Even where there has been progress, the benefits are not shared by all. There are many factors that effect a woman’s chance at equal rights and opportunities such as geography, income, age, race, ethnicity, disability, sexual orientation and cultural norms.(2) As always, the poor in society are the ones most at risk. In the developing world 800 women die every day needlessly from causes related to pregnancy and childbirth, and the number of women and girls living with HIV has almost doubled since 1995.(2) Even in wealthy countries like the United States poor women are less likely to receive the medical care they need. From child marriage, human trafficking and violence against women, to gender-biased sex selection and the gendercide of baby girls in India and China, the statistics don’t lie — we are a long way from the equality of women.
In wealthy countries one of the most evident forms of disparity relate to economics and leadership. After all this time women very much remain a minority in political office and are hugely underrepresented in leadership roles and in senior management positions — only making up 5% of Fortune 500 CEOs.(2) To make matters worse, on average women in high-income economies still get paid 15 percent less than men — despite the fact that they earn the majority of college degrees.(2)
As the data clearly shows, there are a number of barriers standing in the way of equality. However, with commitment, political will and resources, progress is possible. The No Ceilings: Full Participation Plan provides us with a roadmap to accelerate progress for women and girls worldwide. So join forces with leaders, communities, companies and countries to help close gaps for equality!
The Full Report and Data, with compelling stories, videos, graphics and interactive data visualizations on the status of women and girls, can be accessed at NoCeilings.org. Newest additions to the site include an interactive data visualization on women’s entrepreneurship, and stories on cultural attitudes on wife-beating and an epidemic of “missing girls” around the world.
“When women and girls have the opportunity to participate we can lift up not just ourselves but our families and communities, even our countries. So this isn’t just a story about women and girls.

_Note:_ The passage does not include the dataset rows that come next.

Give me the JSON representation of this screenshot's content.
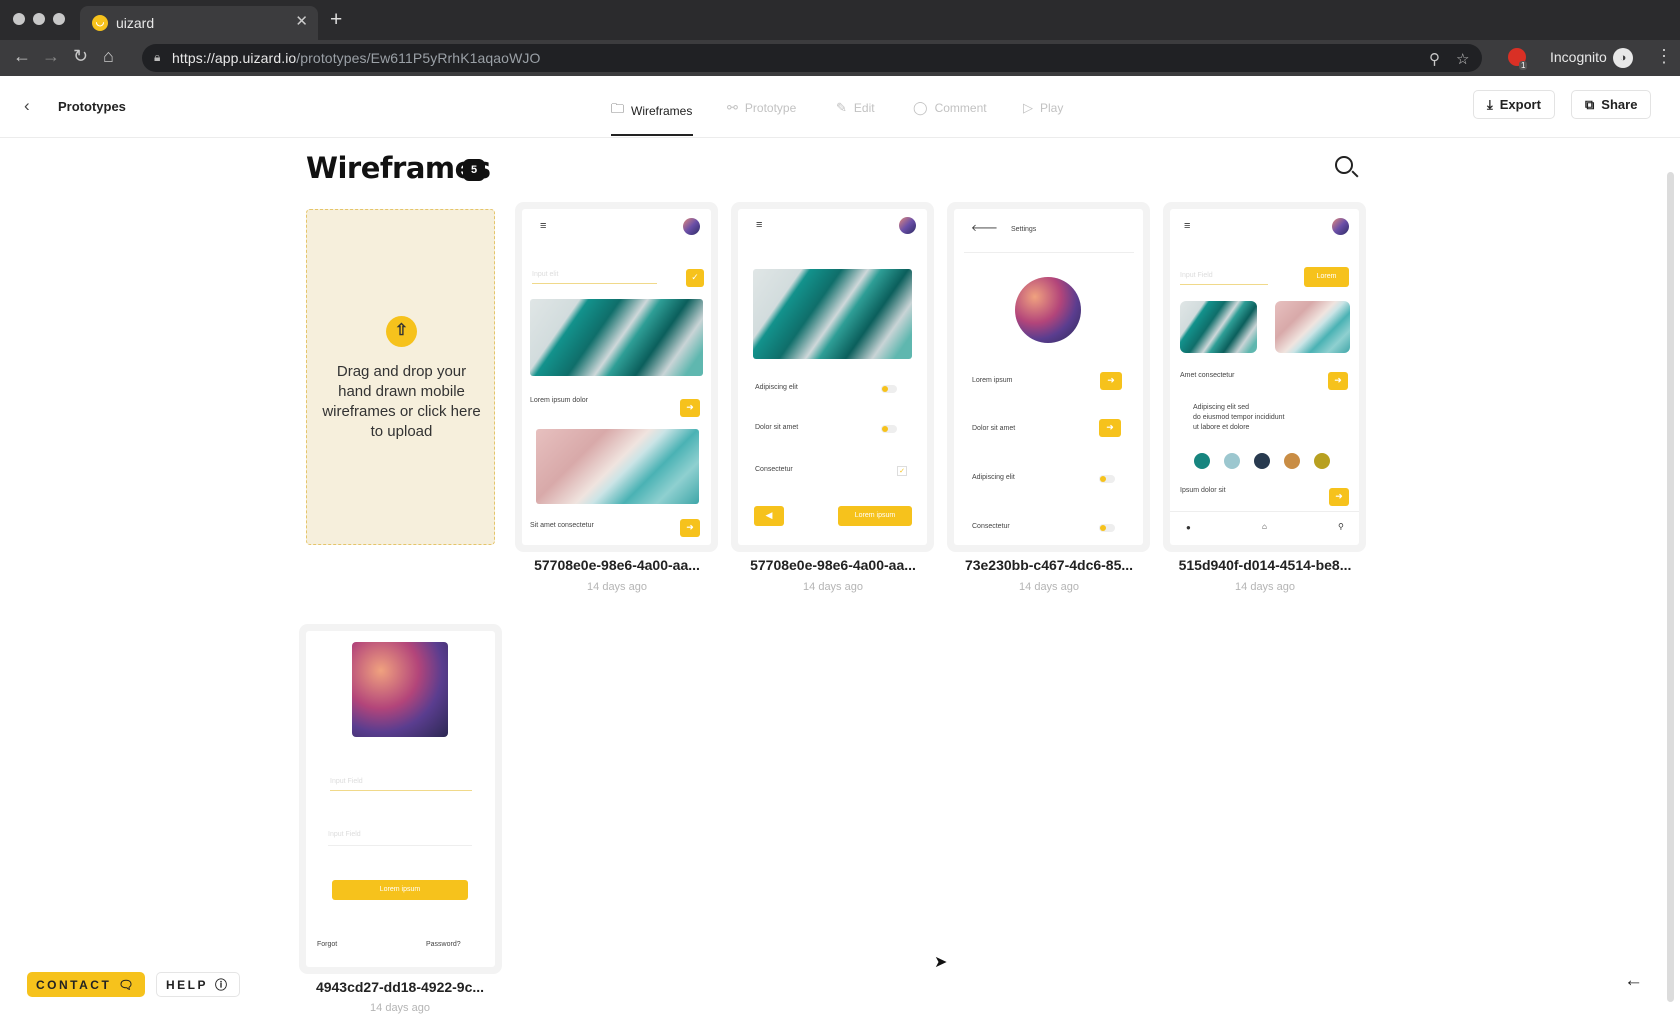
{
  "browser": {
    "tab_title": "uizard",
    "tab_close": "✕",
    "new_tab": "+",
    "url_host": "https://app.uizard.io",
    "url_path": "/prototypes/Ew611P5yRrhK1aqaoWJO",
    "profile_label": "Incognito",
    "extension_badge": "1"
  },
  "header": {
    "back_label": "Prototypes",
    "tabs": [
      {
        "label": "Wireframes",
        "active": true
      },
      {
        "label": "Prototype",
        "active": false
      },
      {
        "label": "Edit",
        "active": false
      },
      {
        "label": "Comment",
        "active": false
      },
      {
        "label": "Play",
        "active": false
      }
    ],
    "export_label": "Export",
    "share_label": "Share"
  },
  "page": {
    "title": "Wireframes",
    "count": "5",
    "upload_text": "Drag and drop your hand drawn mobile wireframes or click here to upload"
  },
  "cards": [
    {
      "name": "57708e0e-98e6-4a00-aa...",
      "date": "14 days ago"
    },
    {
      "name": "57708e0e-98e6-4a00-aa...",
      "date": "14 days ago"
    },
    {
      "name": "73e230bb-c467-4dc6-85...",
      "date": "14 days ago"
    },
    {
      "name": "515d940f-d014-4514-be8...",
      "date": "14 days ago"
    },
    {
      "name": "4943cd27-dd18-4922-9c...",
      "date": "14 days ago"
    }
  ],
  "wireframe_text": {
    "c1": {
      "input": "Input elit",
      "label1": "Lorem ipsum dolor",
      "label2": "Sit amet consectetur"
    },
    "c2": {
      "row1": "Adipiscing elit",
      "row2": "Dolor sit amet",
      "row3": "Consectetur",
      "btn": "Lorem ipsum"
    },
    "c3": {
      "title": "Settings",
      "row1": "Lorem ipsum",
      "row2": "Dolor sit amet",
      "row3": "Adipiscing elit",
      "row4": "Consectetur"
    },
    "c4": {
      "input": "Input Field",
      "btn": "Lorem",
      "label1": "Amet consectetur",
      "para1": "Adipiscing elit sed",
      "para2": "do eiusmod tempor incididunt",
      "para3": "ut labore et dolore",
      "label2": "Ipsum dolor sit"
    },
    "c5": {
      "field1": "Input Field",
      "field2": "Input Field",
      "btn": "Lorem ipsum",
      "forgot": "Forgot",
      "password": "Password?"
    }
  },
  "floating": {
    "contact_label": "CONTACT",
    "help_label": "HELP"
  },
  "colors": {
    "accent": "#f6c21c",
    "dark": "#111111"
  }
}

It is a universal story about the kind of world we want for our children and grandchildren.” Hillary Rodham Clinton, Former United States Secretary of State(1)
-1 in 4 girls in the world will be married by their 18th birthday

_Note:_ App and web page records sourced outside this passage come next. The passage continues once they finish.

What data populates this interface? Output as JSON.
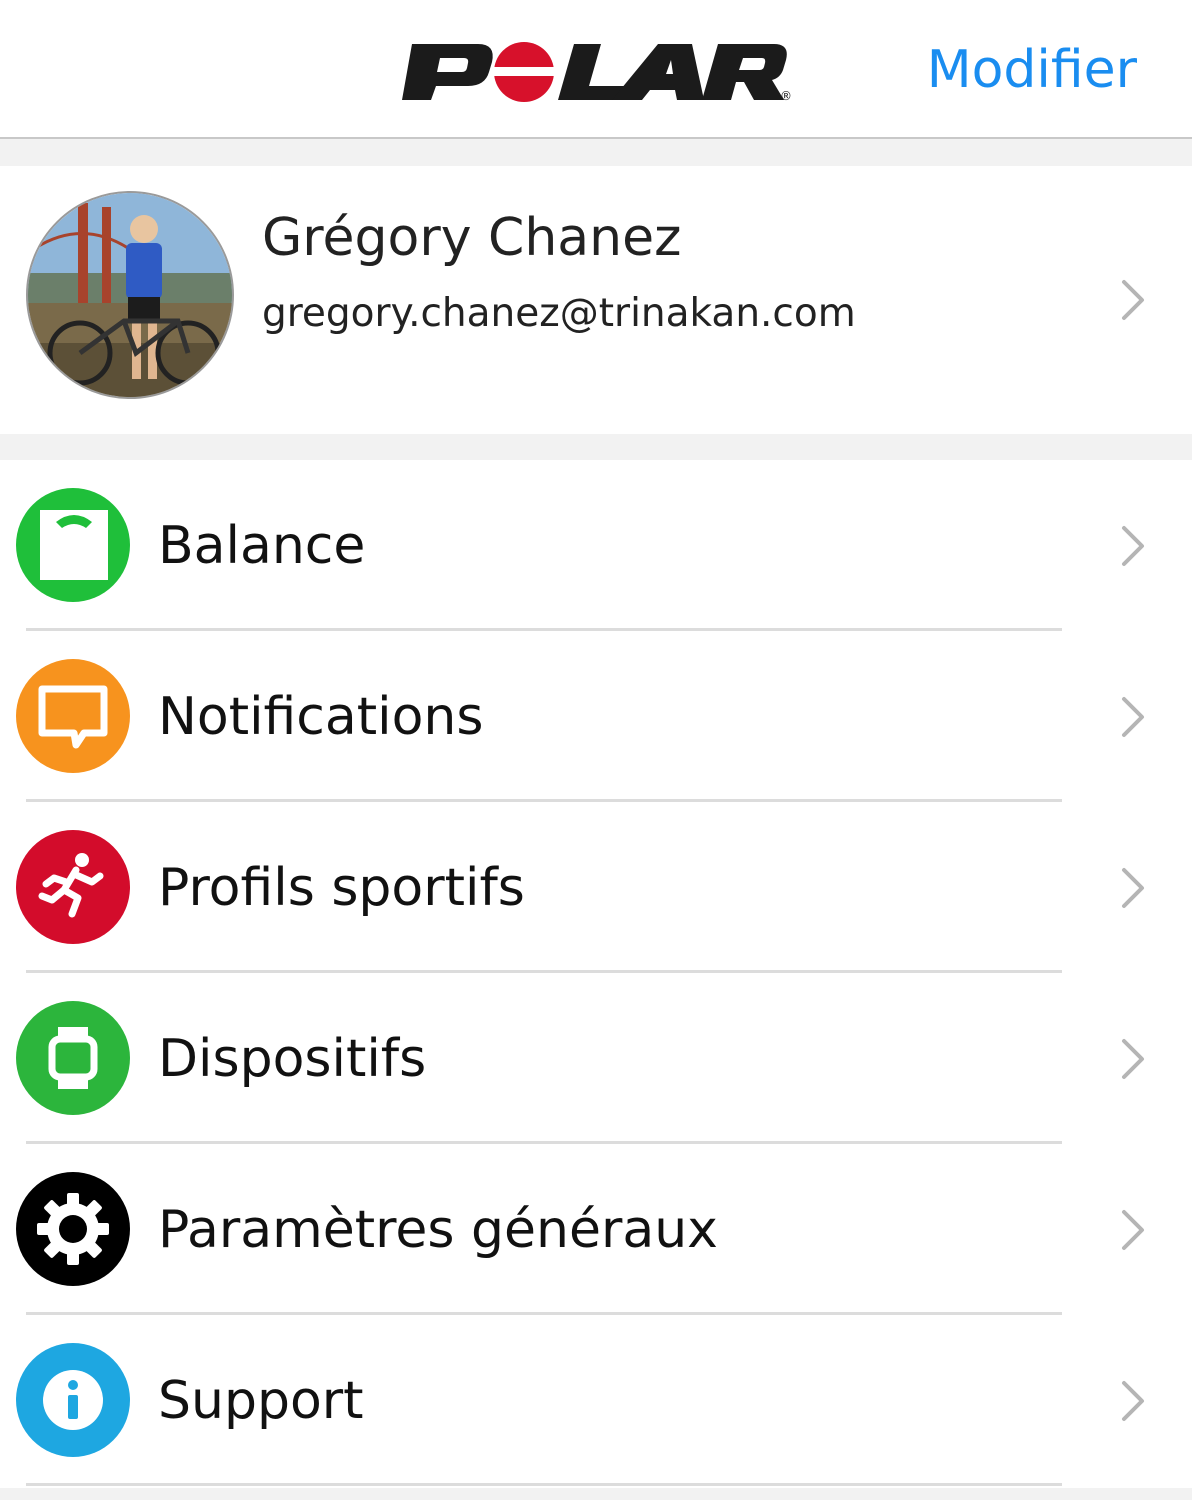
{
  "header": {
    "logo_text": "POLAR",
    "edit_label": "Modifier"
  },
  "profile": {
    "name": "Grégory Chanez",
    "email": "gregory.chanez@trinakan.com"
  },
  "menu": {
    "items": [
      {
        "label": "Balance",
        "icon": "scale-icon",
        "color": "#1fbf3a"
      },
      {
        "label": "Notifications",
        "icon": "speech-bubble-icon",
        "color": "#f7931e"
      },
      {
        "label": "Profils sportifs",
        "icon": "runner-icon",
        "color": "#d30c2b"
      },
      {
        "label": "Dispositifs",
        "icon": "watch-icon",
        "color": "#2cb53c"
      },
      {
        "label": "Paramètres généraux",
        "icon": "gear-icon",
        "color": "#000000"
      },
      {
        "label": "Support",
        "icon": "info-icon",
        "color": "#1ea7e1"
      }
    ]
  },
  "colors": {
    "accent": "#1a8df0",
    "logo_red": "#d7112b"
  }
}
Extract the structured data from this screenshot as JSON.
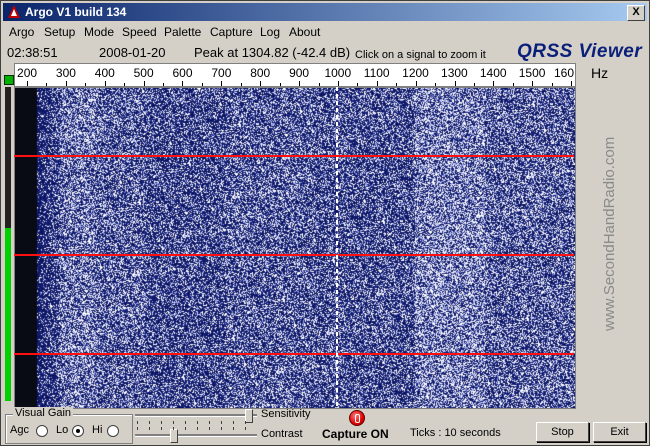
{
  "window": {
    "title": "Argo V1 build 134",
    "close_label": "X"
  },
  "menu": [
    "Argo",
    "Setup",
    "Mode",
    "Speed",
    "Palette",
    "Capture",
    "Log",
    "About"
  ],
  "status": {
    "time": "02:38:51",
    "date": "2008-01-20",
    "peak": "Peak at 1304.82 (-42.4 dB)",
    "hint": "Click on a signal to zoom it"
  },
  "logo": "QRSS Viewer",
  "unit": "Hz",
  "watermark": "www.SecondHandRadio.com",
  "scale": {
    "labels": [
      "200",
      "300",
      "400",
      "500",
      "600",
      "700",
      "800",
      "900",
      "1000",
      "1100",
      "1200",
      "1300",
      "1400",
      "1500",
      "160"
    ],
    "hz_start": 169,
    "hz_end": 1610
  },
  "waterfall": {
    "marker_hz": 1000,
    "colors": {
      "background": "#0b1460",
      "noise": "#ffffff",
      "line": "#ff1010"
    }
  },
  "level": {
    "fraction": 0.55
  },
  "controls": {
    "visual_gain": "Visual Gain",
    "agc": "Agc",
    "lo": "Lo",
    "hi": "Hi",
    "gain_selected": "Lo",
    "sensitivity": "Sensitivity",
    "contrast": "Contrast",
    "sensitivity_value": 0.95,
    "contrast_value": 0.3,
    "capture": "Capture ON",
    "ticks": "Ticks",
    "ticks_value": ": 10 seconds",
    "stop": "Stop",
    "exit": "Exit"
  }
}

-1 in 3 women worldwide has experienced physical or sexual violence
-Fewer than 3 in 10 countries have prohibited gender discrimination in both hiring and pay.